Mavis Claytor (Nurs ’70) becomes the first Black graduate to earn a bachelor’s degree in nursing from UVA.
Elaine Jones (Law ’70) becomes the first Black woman to graduate from the UVA School of Law.
In accordance with the transition plan, 2,500 women apply for admission to UVA and 550 women are admitted.
Open enrollment for women undergraduates begins at UVA. These women gain entry into UVA’s organizations, societies and leadership positions, including the IMPs, the Raven Society, the Cavalier Daily and the Honor Committee.
In 1972, Cynthia Goodrich Kuhn (Col ’73) moves into 28 East Lawn and becomes the first female Lawn resident.
The federal government passes Title IX, prohibiting sexual discrimination in higher education institutions that receive federal funds.
The first National Pan-Hellenic organizations are established on Grounds, with fraternity Omega Psi Phi and sororities Delta Sigma Theta and Alpha Kappa Alpha (1974).
Women’s tennis, field hockey and basketball teams achieve varsity status.
Women make up 43% of the undergraduate student body.
Federal Title IX regulations for intercollegiate athletics go into effect; by 1976, the women’s athletics program expands to include swimming, diving and lacrosse. Today, there are 13 women’s varsity sports.
UVA establishes the Women’s Studies Program and appoints Sharon Davie (Grad ’69, ’72) as its director. The program runs faculty development seminars in women’s studies and launches Iris: A Journal About Women. In 1989, Davie founds the Women’s Center, separate from the academic discipline in women’s studies.
The Women, Gender and Sexuality major starts.
For the first time, the number of first-year women exceeds the number of men.
The cross-country team wins UVA’s first women’s NCAA championship.
The Women’s Center opens to support women’s lives and leadership at the University after thousands of students, faculty and staff petition the University to establish such a center.
Overall female enrollment at UVA exceeds male enrollment for the first time, and has continued to do so ever since.
Alpha Kappa Delta Phi, the first Asian American interest sorority, is founded. The Multicultural Greek Council is founded in spring of 1999.

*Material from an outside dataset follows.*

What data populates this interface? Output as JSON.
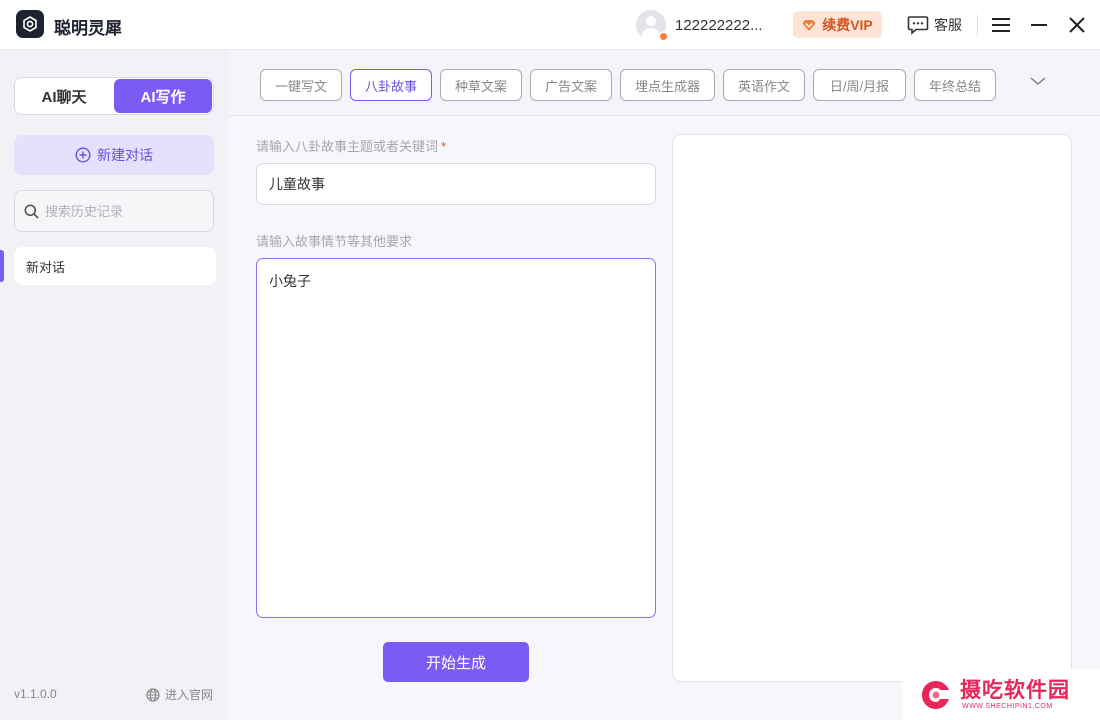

Teresa A. Sullivan takes office as the University’s first female president.
Rolling Stone magazine publishes a sensational and since-retracted story, “A Rape on Campus.” Although the story itself was discredited, it ignites University-wide introspection and leads to numerous initiatives to create a University environment free from sexual and gender-based harassment and other forms of interpersonal violence.
Carla Williams becomes the first Black woman athletics director at a Power Five conference institution.

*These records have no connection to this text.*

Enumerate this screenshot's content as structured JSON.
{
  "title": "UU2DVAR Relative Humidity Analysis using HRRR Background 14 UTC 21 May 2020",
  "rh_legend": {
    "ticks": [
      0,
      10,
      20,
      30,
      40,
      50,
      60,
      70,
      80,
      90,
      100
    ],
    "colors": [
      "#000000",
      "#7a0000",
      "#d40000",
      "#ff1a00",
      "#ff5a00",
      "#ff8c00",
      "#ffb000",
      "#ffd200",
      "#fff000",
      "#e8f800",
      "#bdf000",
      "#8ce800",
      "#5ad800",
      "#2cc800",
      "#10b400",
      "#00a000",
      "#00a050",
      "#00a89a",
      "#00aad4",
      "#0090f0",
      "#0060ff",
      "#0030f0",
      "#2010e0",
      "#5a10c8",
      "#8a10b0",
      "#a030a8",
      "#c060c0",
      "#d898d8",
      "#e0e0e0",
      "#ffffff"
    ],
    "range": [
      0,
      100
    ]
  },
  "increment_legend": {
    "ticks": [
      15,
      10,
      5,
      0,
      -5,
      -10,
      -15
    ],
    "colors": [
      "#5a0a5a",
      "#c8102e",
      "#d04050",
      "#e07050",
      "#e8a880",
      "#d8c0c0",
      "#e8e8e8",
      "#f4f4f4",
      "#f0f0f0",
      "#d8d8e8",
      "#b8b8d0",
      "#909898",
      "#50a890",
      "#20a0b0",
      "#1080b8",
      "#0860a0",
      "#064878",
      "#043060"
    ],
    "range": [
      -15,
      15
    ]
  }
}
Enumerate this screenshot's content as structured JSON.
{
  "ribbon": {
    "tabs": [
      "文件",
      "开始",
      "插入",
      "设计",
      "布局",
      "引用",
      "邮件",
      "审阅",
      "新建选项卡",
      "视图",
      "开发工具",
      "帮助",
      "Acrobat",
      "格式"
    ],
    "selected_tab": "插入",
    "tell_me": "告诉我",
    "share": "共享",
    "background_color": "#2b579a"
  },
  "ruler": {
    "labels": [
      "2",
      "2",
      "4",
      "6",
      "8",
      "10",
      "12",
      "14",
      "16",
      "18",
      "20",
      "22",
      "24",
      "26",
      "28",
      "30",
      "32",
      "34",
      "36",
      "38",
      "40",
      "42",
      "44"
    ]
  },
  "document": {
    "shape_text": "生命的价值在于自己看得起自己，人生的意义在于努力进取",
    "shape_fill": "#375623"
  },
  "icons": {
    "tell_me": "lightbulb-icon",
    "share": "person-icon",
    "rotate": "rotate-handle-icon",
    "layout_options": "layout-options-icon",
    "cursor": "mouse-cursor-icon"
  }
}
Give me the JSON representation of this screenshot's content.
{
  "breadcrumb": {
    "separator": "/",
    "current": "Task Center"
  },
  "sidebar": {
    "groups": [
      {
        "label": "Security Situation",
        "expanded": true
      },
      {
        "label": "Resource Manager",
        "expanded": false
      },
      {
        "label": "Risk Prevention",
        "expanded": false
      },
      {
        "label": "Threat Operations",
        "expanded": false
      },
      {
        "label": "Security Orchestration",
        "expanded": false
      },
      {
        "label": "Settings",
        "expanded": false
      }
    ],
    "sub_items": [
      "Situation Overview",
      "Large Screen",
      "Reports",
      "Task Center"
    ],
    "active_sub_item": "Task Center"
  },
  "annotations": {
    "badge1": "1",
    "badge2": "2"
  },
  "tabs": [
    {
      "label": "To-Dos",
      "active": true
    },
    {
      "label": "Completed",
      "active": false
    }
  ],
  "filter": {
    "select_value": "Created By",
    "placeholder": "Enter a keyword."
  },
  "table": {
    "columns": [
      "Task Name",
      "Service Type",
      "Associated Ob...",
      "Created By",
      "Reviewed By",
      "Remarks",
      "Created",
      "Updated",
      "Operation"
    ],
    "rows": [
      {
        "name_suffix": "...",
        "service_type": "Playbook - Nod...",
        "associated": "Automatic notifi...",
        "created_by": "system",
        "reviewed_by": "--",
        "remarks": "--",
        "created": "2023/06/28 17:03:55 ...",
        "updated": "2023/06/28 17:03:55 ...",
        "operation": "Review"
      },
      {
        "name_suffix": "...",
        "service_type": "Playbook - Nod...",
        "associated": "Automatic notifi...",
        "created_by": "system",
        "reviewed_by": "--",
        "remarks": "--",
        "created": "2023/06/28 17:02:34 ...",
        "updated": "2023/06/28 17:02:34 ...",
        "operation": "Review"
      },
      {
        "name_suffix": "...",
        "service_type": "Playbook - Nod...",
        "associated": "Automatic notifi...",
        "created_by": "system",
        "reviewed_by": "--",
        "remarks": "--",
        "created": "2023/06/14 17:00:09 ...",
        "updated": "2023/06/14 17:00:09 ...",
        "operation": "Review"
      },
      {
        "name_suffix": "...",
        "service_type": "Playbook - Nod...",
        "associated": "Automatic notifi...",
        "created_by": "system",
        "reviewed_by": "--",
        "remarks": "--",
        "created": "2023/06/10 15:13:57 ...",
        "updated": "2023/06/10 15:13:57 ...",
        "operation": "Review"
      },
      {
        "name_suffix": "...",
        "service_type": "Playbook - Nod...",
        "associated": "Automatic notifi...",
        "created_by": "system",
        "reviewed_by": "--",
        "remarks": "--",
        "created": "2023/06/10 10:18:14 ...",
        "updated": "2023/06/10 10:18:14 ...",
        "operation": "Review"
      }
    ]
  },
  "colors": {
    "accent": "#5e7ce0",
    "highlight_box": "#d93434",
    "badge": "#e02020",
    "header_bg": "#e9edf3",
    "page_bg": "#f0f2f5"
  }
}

Jenifer Andrasko (Darden ’10) becomes the UVA Alumni Association’s first female President and CEO.
Jennifer Wagner Davis becomes the University’s first female Executive Vice President and Chief Operating Officer.
Elizabeth Magill (Law ’95) becomes the University’s first female Executive Vice President and Provost.
Women make up 53% of current student population and nearly 48% of the total living alumni population.
Telling the story of women at UVA is a collaborative, evolving project. We look forward to expanding the narrative through Retold and welcome suggestions for additional dates or milestones to consider. If you have a recommendation for the UVA women’s history timeline, please email firstname.lastname@example.org.
Photo sources: Albert and Shirley Small Special Collections Library, Arthur J. Morris Law Library, Corks & Curls, UVA Athletics, UVA School of Nursing and UVA Alumni Association
- Phyllis Leffler, “Mr. Jefferson’s University: Women in the Village!”
- Library exhibit: https://explore.lib.virginia.edu/exhibits/show/hoos/athletics/history-of-women-s-athletics
- Anne Bromley, “Six Memorable Milestones For Women At UVA” https://news.virginia.edu/content/six-memorable-milestones-women-uva
- “Breaking and Making Tradition: Women at the University of Virginia” https://explore.lib.virginia.edu/exhibits/show/uvawomen
- Mr. Jefferson’s Nurses https://www.nursing.virginia.edu/mrjeffersonsnurses/
- The Case for Full Coeducation https://news.virginia.edu/content/case-full-coeducation-uva-turned-late-night-phone-call-0